Neither side contested the underlying facts. Still, the farmer never saw a penny. Just recently, a federal Court of Appeals, upholding the decision of a federal District Court, ordered that the farmer’s victory be vacated, a decision made all the more surprising given the “strong presumption” in federal law toward arbitration awards. Why? The arbitrator had been sloppy, and the lawyers appear to have presented the case in a way that allowed the arbitrator to exceed her permissible scope. See Williamson Farm v. Diversified Crop Insurance Services, No. 18-1463 (4th Cir., Feb. 27, 2019) and Fourth Circuit Holds That Arbitrator Exceeded Powers, National Law Review, April 19, 2019.
Farmers always face a daunting task challenging their AIP over a disputed FCIC (Federal Crop Insurance Corporation) crop insurance claim. Not only do AIP’s have greater expertise and deeper pockets, but FCIC rules create an unusually complex (and expensive) set of procedures for farmers to press their claims. Unless the AIP agrees to mediate, FCIC policies force the farmer to pursue any factual disputes regarding their claim in arbitration under rules of the American Arbitration Association or some similar system. Then, unlike normal insurance cases, it places heavy restrictions on what the arbitrators can do. Any elements of a claim beyond the actual FCIC policy, such as state-law customer protections including rules again negligence, fiduciary duties, detrimental reliance, fraud, so on, must be handled separately in state court after the arbitration and after getting approval from USDA’s RMA (Risk Management Agency), as must any award of attorney fees.
During the arbitration, any question about the interpretation of an FCIC rule must be submitted back to RMA for a binding interpretation. If the farmer’s complaint involves direct intervention by RMA, then the farmer might need to bring an additional separate action against RMA directly before the USDA National Appeals Division.
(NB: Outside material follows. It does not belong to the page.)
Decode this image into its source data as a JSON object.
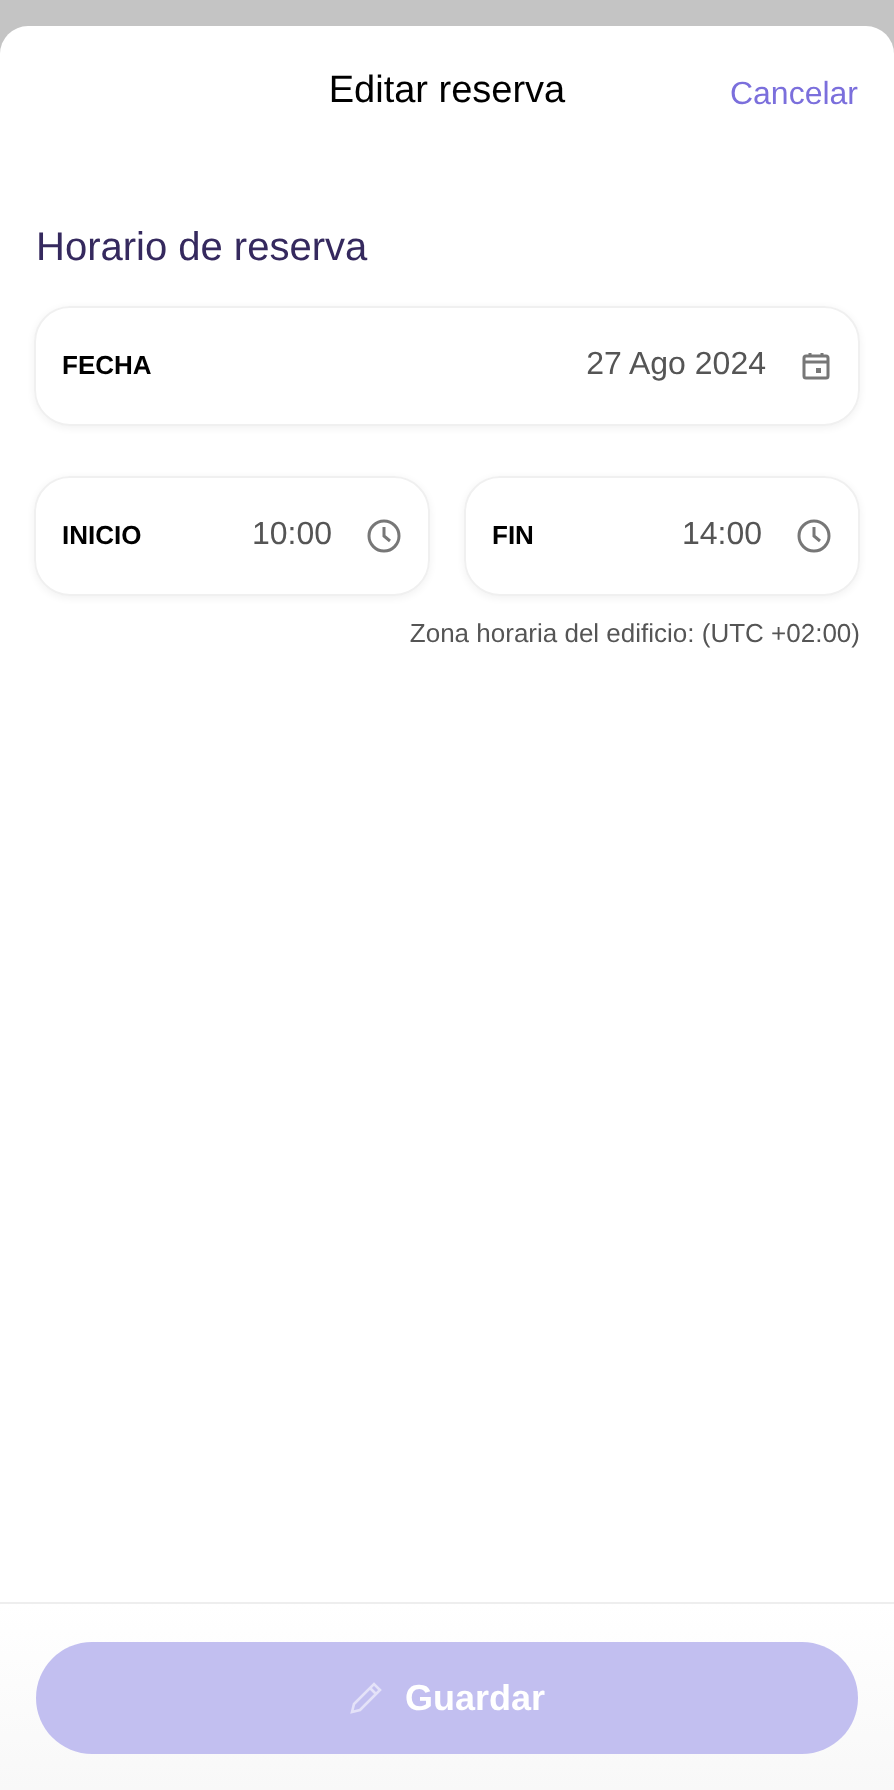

Navigating these rules can be treacherous, and mistakes unforgiving. In this case, the arbitrator, apparently sympathetic to the farmer, overreached by making three critical errors, which convinced the federal Court of Appeals to overturn the award:
Lawyers cannot always control how an arbitrator proceeds, and it is often unfair to Monday-morning-quarterback how litigation unfolds in complicated cases. But the bottom line in this case was clear: after spending some $98,000 in attorney fees and another $14,000 in arbitration costs, having built a factual record to support a compelling claim against his crop insurance AIP for mishandling its policy, the farmer saw his award disappear. Whether they can still go forward is unclear.
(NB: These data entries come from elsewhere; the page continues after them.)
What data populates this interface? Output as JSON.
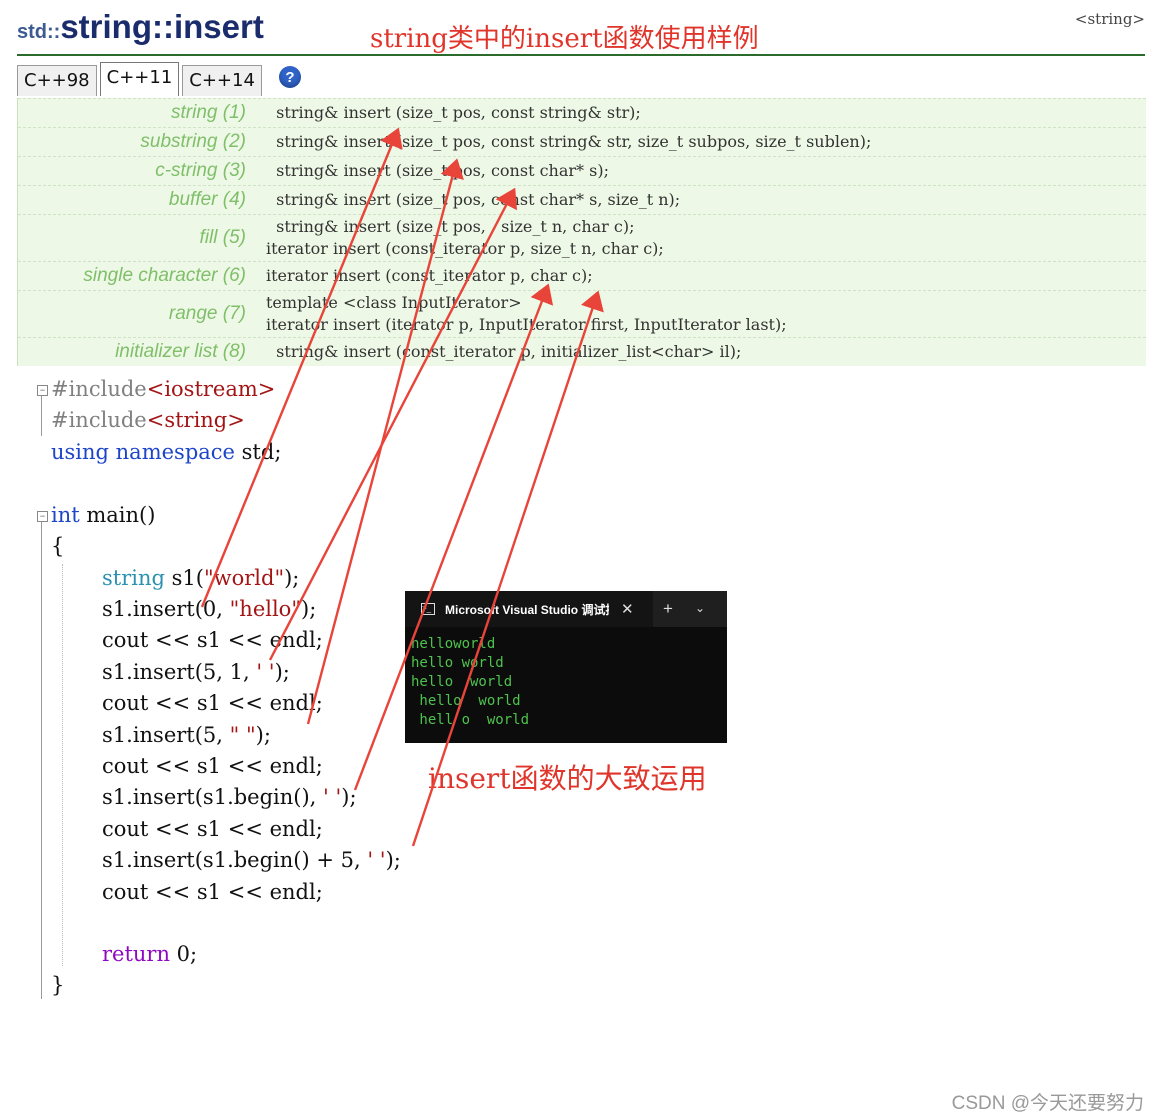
{
  "header": {
    "namespace": "std::",
    "name": "string::insert",
    "note": "string类中的insert函数使用样例",
    "reference": "<string>"
  },
  "tabs": [
    {
      "label": "C++98",
      "active": false
    },
    {
      "label": "C++11",
      "active": true
    },
    {
      "label": "C++14",
      "active": false
    }
  ],
  "help_icon": "help-icon",
  "declarations": [
    {
      "name": "string (1)",
      "lines": [
        "  string& insert (size_t pos, const string& str);"
      ]
    },
    {
      "name": "substring (2)",
      "lines": [
        "  string& insert (size_t pos, const string& str, size_t subpos, size_t sublen);"
      ]
    },
    {
      "name": "c-string (3)",
      "lines": [
        "  string& insert (size_t pos, const char* s);"
      ]
    },
    {
      "name": "buffer (4)",
      "lines": [
        "  string& insert (size_t pos, const char* s, size_t n);"
      ]
    },
    {
      "name": "fill (5)",
      "lines": [
        "  string& insert (size_t pos,   size_t n, char c);",
        "iterator insert (const_iterator p, size_t n, char c);"
      ]
    },
    {
      "name": "single character (6)",
      "lines": [
        "iterator insert (const_iterator p, char c);"
      ]
    },
    {
      "name": "range (7)",
      "lines": [
        "template <class InputIterator>",
        "iterator insert (iterator p, InputIterator first, InputIterator last);"
      ]
    },
    {
      "name": "initializer list (8)",
      "lines": [
        "  string& insert (const_iterator p, initializer_list<char> il);"
      ]
    }
  ],
  "code": {
    "include1_kw": "#include",
    "include1_hdr": "<iostream>",
    "include2_kw": "#include",
    "include2_hdr": "<string>",
    "using_kw": "using namespace",
    "using_rest": " std;",
    "int_kw": "int",
    "main_sig": " main()",
    "open_brace": "{",
    "line_decl_type": "string",
    "line_decl_var": " s1(",
    "line_decl_str": "\"world\"",
    "line_decl_end": ");",
    "ins1_a": "s1.insert(0, ",
    "ins1_str": "\"hello\"",
    "ins1_end": ");",
    "cout_line": "cout << s1 << endl;",
    "ins2_a": "s1.insert(5, 1, ",
    "ins2_str": "' '",
    "ins2_end": ");",
    "ins3_a": "s1.insert(5, ",
    "ins3_str": "\" \"",
    "ins3_end": ");",
    "ins4_a": "s1.insert(s1.begin(), ",
    "ins4_str": "' '",
    "ins4_end": ");",
    "ins5_a": "s1.insert(s1.begin() + 5, ",
    "ins5_str": "' '",
    "ins5_end": ");",
    "return_kw": "return",
    "return_rest": " 0;",
    "close_brace": "}"
  },
  "console": {
    "title": "Microsoft Visual Studio 调试控制台",
    "close_glyph": "✕",
    "plus_glyph": "+",
    "dropdown_glyph": "⌄",
    "output": [
      "helloworld",
      "hello world",
      "hello  world",
      " hello  world",
      " hell o  world"
    ]
  },
  "body_note": "insert函数的大致运用",
  "watermark": "CSDN @今天还要努力",
  "colors": {
    "annotation": "#e0352b",
    "decl_bg": "#eef8e6",
    "console_text": "#4ec24e",
    "keyword": "#1d45c8",
    "type": "#2b91af",
    "string": "#a31515"
  }
}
Crop insurance arbitration is a highly specialized, serious business and needs to be approached cautiously and carefully.
Ken Ackerman served as the Director of RMA from 1993 through 2001. He and Elliot Belilos have represented agricultural interests in all facets of crop insurance law, including arbitration of claims.